‘The Great Lockdown of 2020’ has led to significant areas of the world’s economy either shutting down or operating at much lower levels than normal. As a result, unemployment levels have sky rocketed upwards. Looking at the US, 40m people are now unemployed. In the Uk, that figure is over 2m. The surge in Uk unemployment figures would have been even sharper without the government furlough programme.
But looking at the stock market, you wouldn’t tell it. The corona virus rally continues and is pushing markets to new dizzying heights. The stock market is currently divorced from economic reality. It appears that the worse things get, the higher the stock market goes.
It is worth pointing out though that the stock market is not the economy. There are other factors at play that determine movements in the markets. For one, economic data is backward looking whereas the stock market forward is forward looking. The markets have seen China continued to return to a semblance of normality and it also anticipates the rest of the western world getting there in the near future. The market for is looking past the lockdowns and anticipating all the pent up demand that has been created which will be a boom for businesses and the economy at large.
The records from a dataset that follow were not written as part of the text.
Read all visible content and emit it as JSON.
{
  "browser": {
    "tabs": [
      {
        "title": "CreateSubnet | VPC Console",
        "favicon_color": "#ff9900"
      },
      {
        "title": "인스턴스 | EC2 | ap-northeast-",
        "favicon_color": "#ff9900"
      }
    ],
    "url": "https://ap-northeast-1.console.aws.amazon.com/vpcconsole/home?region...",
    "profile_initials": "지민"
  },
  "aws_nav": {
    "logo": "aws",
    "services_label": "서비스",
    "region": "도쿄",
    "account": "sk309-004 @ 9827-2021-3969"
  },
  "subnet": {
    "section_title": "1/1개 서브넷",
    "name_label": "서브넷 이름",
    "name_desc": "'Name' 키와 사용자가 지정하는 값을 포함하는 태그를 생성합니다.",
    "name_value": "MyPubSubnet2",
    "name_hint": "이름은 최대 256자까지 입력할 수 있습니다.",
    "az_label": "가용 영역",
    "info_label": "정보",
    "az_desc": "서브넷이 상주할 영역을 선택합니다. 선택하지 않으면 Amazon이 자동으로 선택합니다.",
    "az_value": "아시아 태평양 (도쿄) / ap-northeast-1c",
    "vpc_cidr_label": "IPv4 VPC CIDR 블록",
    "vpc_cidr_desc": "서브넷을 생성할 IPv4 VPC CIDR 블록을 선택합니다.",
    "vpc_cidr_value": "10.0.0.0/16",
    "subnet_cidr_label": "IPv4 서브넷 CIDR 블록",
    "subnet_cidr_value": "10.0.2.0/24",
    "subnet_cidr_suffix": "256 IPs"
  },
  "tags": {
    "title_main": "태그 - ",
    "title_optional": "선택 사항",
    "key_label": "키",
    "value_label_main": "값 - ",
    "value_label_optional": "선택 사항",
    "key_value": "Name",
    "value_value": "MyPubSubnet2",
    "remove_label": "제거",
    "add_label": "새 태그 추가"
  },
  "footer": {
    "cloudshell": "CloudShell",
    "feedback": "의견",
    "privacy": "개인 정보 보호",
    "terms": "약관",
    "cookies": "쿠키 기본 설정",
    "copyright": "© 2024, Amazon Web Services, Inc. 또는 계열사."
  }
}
Other factors that could explain the rapid rise in markets is the unprecedented levels of fiscal and monetary policy introduced by governments and central banks around the world, low interest rates that have made stock markets the only game in town, and in the US the make-up of the market which have seen the giant tech firms being major beneficiaries of the current climate.
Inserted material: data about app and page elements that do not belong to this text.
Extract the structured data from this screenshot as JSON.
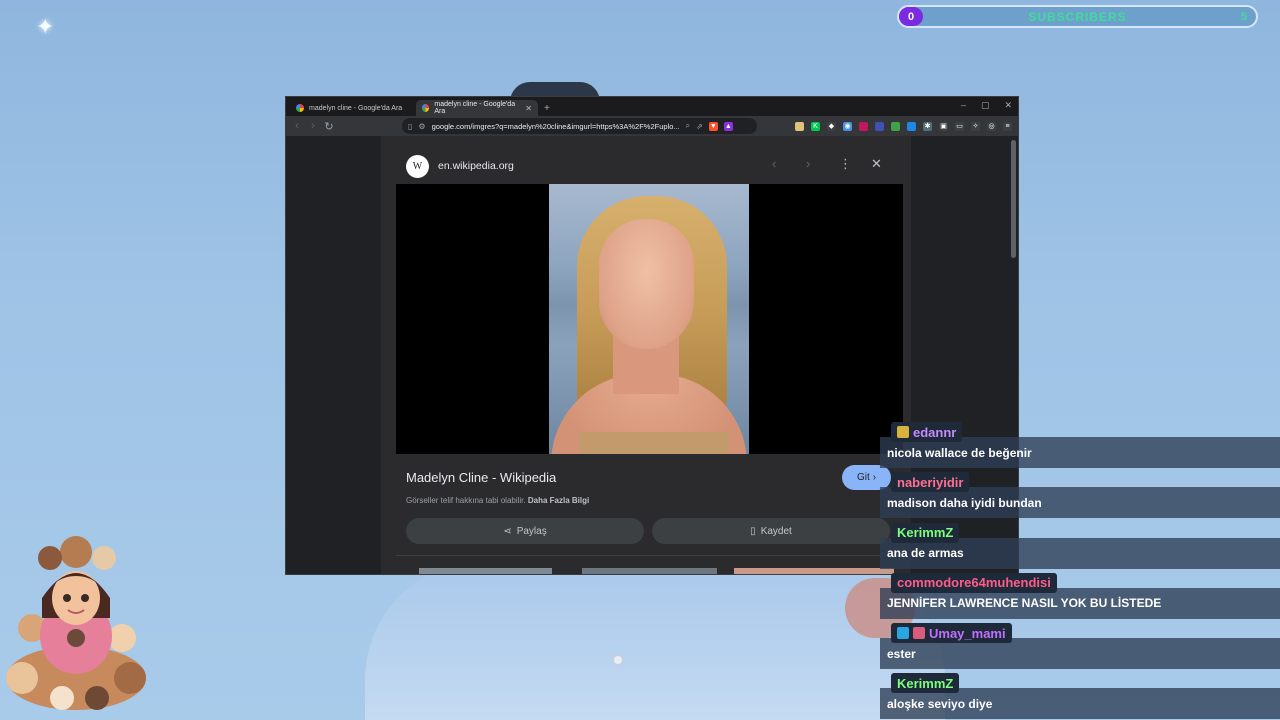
{
  "subscribers": {
    "current": "0",
    "label": "SUBSCRIBERS",
    "goal": "5"
  },
  "browser": {
    "tabs": [
      {
        "title": "madelyn cline - Google'da Ara",
        "active": false
      },
      {
        "title": "madelyn cline - Google'da Ara",
        "active": true
      }
    ],
    "new_tab": "+",
    "url": "google.com/imgres?q=madelyn%20cline&imgurl=https%3A%2F%2Fuplo...",
    "controls": {
      "minimize": "–",
      "maximize": "▢",
      "close": "✕"
    }
  },
  "image_panel": {
    "source_badge": "W",
    "source_domain": "en.wikipedia.org",
    "title": "Madelyn Cline - Wikipedia",
    "go_label": "Git",
    "copyright_text": "Görseller telif hakkına tabi olabilir.",
    "more_info": "Daha Fazla Bilgi",
    "share_label": "Paylaş",
    "save_label": "Kaydet"
  },
  "chat": [
    {
      "user": "edannr",
      "user_color": "#c58af9",
      "badge": "trophy",
      "message": "nicola wallace de beğenir"
    },
    {
      "user": "naberiyidir",
      "user_color": "#ff6f91",
      "badge": "",
      "message": "madison daha iyidi bundan"
    },
    {
      "user": "KerimmZ",
      "user_color": "#7dff7d",
      "badge": "",
      "message": "ana de armas"
    },
    {
      "user": "commodore64muhendisi",
      "user_color": "#ff5c8a",
      "badge": "",
      "message": "JENNİFER LAWRENCE NASIL YOK BU LİSTEDE"
    },
    {
      "user": "Umay_mami",
      "user_color": "#c070ff",
      "badge": "cube",
      "message": "ester"
    },
    {
      "user": "KerimmZ",
      "user_color": "#7dff7d",
      "badge": "",
      "message": "aloşke seviyo diye"
    }
  ],
  "colors": {
    "accent_blue": "#8ab4f8",
    "subscriber_green": "#3fdc9a",
    "subscriber_purple": "#7a2be2"
  }
}
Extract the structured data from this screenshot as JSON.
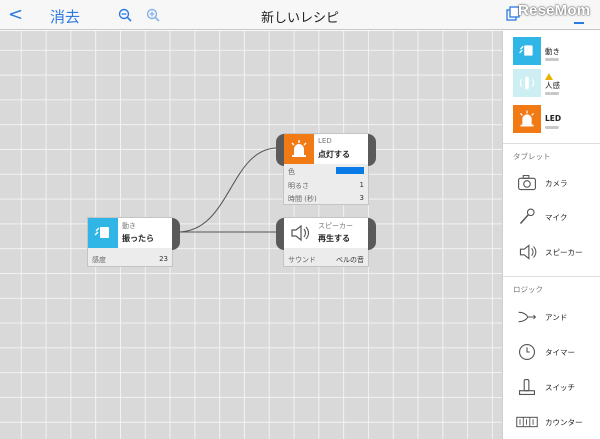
{
  "header": {
    "back_symbol": "<",
    "delete_label": "消去",
    "title": "新しいレシピ",
    "watermark": "ReseMom"
  },
  "nodes": {
    "motion": {
      "category": "動き",
      "name": "振ったら",
      "rows": [
        {
          "label": "感度",
          "value": "23"
        }
      ]
    },
    "led": {
      "category": "LED",
      "name": "点灯する",
      "rows": [
        {
          "label": "色",
          "value": ""
        },
        {
          "label": "明るさ",
          "value": "1"
        },
        {
          "label": "時間 (秒)",
          "value": "3"
        }
      ],
      "color_swatch": "#0a7be6"
    },
    "speaker": {
      "category": "スピーカー",
      "name": "再生する",
      "rows": [
        {
          "label": "サウンド",
          "value": "ベルの音"
        }
      ]
    }
  },
  "sidebar": {
    "items_top": [
      {
        "label": "動き",
        "color": "#2fb6e6",
        "icon": "motion-icon"
      },
      {
        "label": "人感",
        "color": "#cdeef2",
        "icon": "human-sensor-icon",
        "badge": "?"
      },
      {
        "label": "LED",
        "color": "#f27a14",
        "icon": "led-alarm-icon"
      }
    ],
    "tablet_header": "タブレット",
    "tablet_items": [
      {
        "label": "カメラ",
        "icon": "camera-icon"
      },
      {
        "label": "マイク",
        "icon": "microphone-icon"
      },
      {
        "label": "スピーカー",
        "icon": "speaker-icon"
      }
    ],
    "logic_header": "ロジック",
    "logic_items": [
      {
        "label": "アンド",
        "icon": "and-logic-icon"
      },
      {
        "label": "タイマー",
        "icon": "timer-icon"
      },
      {
        "label": "スイッチ",
        "icon": "switch-icon"
      },
      {
        "label": "カウンター",
        "icon": "counter-icon"
      }
    ]
  },
  "colors": {
    "accent": "#2a7ae2",
    "motion": "#2fb6e6",
    "led": "#f27a14",
    "port": "#5a5a5a"
  }
}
The way the markets have reacted by shooting straight up is contrary to what most people would have predicted, myself included. If you want my take, I still remain very cautious. I feel that there has been irrational exuberance in the markets as of late. I just can’t see the current rally sustaining with the bleak economic picture ahead. But then again I am cautious by nature. Or maybe I am just disappointed that I didn’t buy as much as I should have during the market meltdown in mid March.
This is why I have a monthly stock market purchase programme where I buy stocks ever month regardless of what the market is doing. If I didn’t have this programme, I would be still waiting for stocks to fall further. I would be kicking myself for not having bought stocks at their lows. This programme ensures that I stay disciplined while I invest. It helps with my natural tendency to try and time the markets.
Looking to the stock purchases I made during May, I stuck to defensive companies which have strong predictable cashflows.
- Associated British Food – Bought Bought 10 shares at £17.20 each
- AG Barr – Bough 33 shares at £4.82 each
- Euromoney Institutional Investor – Bought 20 shares at £7.30 each
- PZ Cussons – Bought 89 shares at £1.73 each
These four purchases added £24 to my annual dividend income.
Looking ahead, companies will have to prove their adaptability over the coming weeks and months. The environment they operate in will see major levels of change from shifting consumer habits, trends and mindsets as life begins to get back to a ‘new normal’ post lockdown.
In this regard, I will be paying particular attention to Associated British Foods and its flagship brand Primark which still has no online store! Companies that have effectively digitalised their businesses have been seen as the winners so far as they were able to adapt quickly and flexibly to the lockdowns. It will be interesting to see if Primark has a change of strategy as a result of this pandemic or if it will be more of the same.
If the current economic crises has taught us anything, it is that software is eating the world. As Satya Nadella of Microsoft put it “ we have seen two years’ worth of digital transformation in two months….in a world of remote everything. There is both immediate surge demand and systemic structural changes across all of our solution areas that will define the way we live and work going forward.”
Going forward, all companies will have to become technology companies. Businesses will have to accelerate the resilience, flexibility and capacity of their technology infrastructure. If the new normal is here to stay, those that play by the rules of the old world will soon disappear.